I have witnessed occupation. I know how people can hate each other. I've been there. They were my friends.
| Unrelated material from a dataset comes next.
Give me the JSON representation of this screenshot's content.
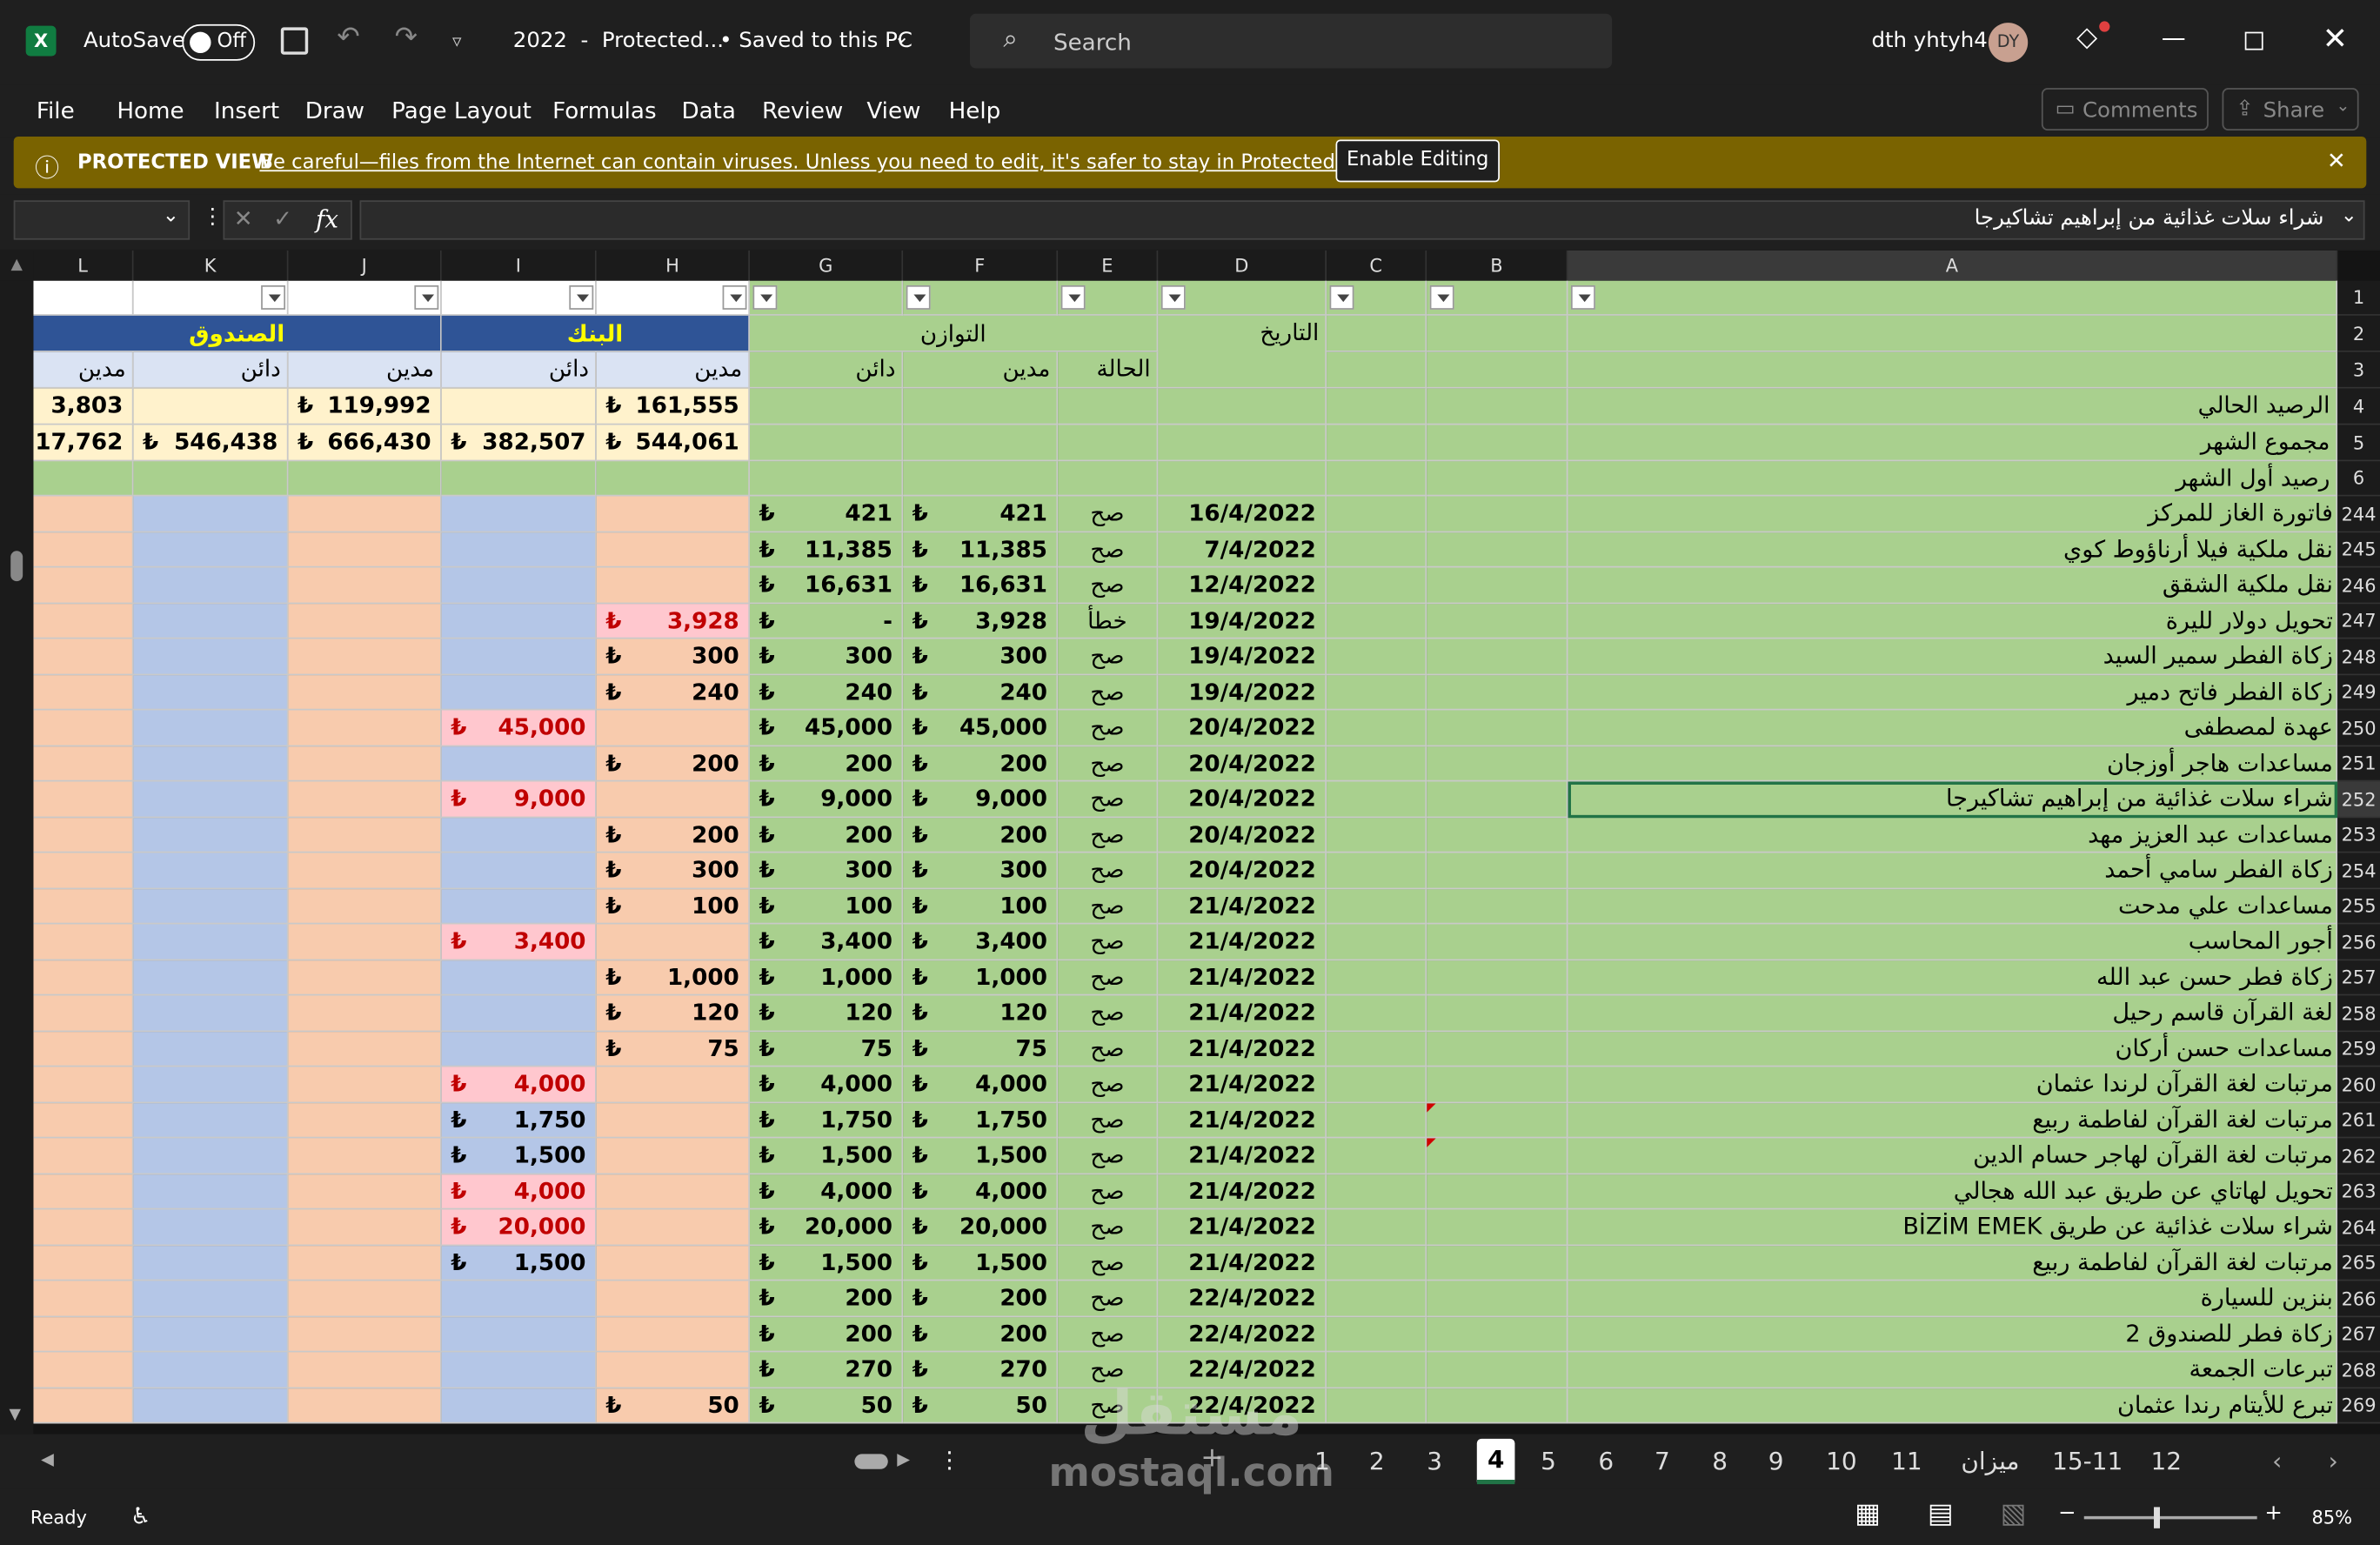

This quote reminded me of a co-worker at the University of Chicago named Olga who, with her husband and son, had left Czechoslovakia in the late 60's, moving to Chicago. She had grown up in Bohemia and later lived in Prague. Her memories of the Nazi occupation as well Communist takeover of Czechoslovakia were vivid and penetrating to me, a child of the Cold War. Olga was amazingly athletic -- skiing well into her 70's and chic -- wearing hand tailored suits her mother had made for her. She retained her Slavic accent; for instance, she would say ducks were swimming in the pond and I heard dogs were swimming. No matter, she always had my rapt attention which sometimes got us both some managerial glances. Her experiences were truly a world and lifetime away from mine. I gave Olga my copy of My Antonia which opened up more delicious conversation about her own Bohemian childhood. So, one day Olga saw me knitting during lunch which reminded her of the time she was in a rowboat with her son, Jan, paddling around. She had brought her knitting along with her hoping to finish a sweater she had started for herself. Being a curious child, Jan's enthusiasm eventually tipped the little boat. At that moment, she and Jan watched the yarn and needles float away. She laughingly admitted that's why the stylish sweater she was wearing when she told me this story only had three-quarter length sleeves!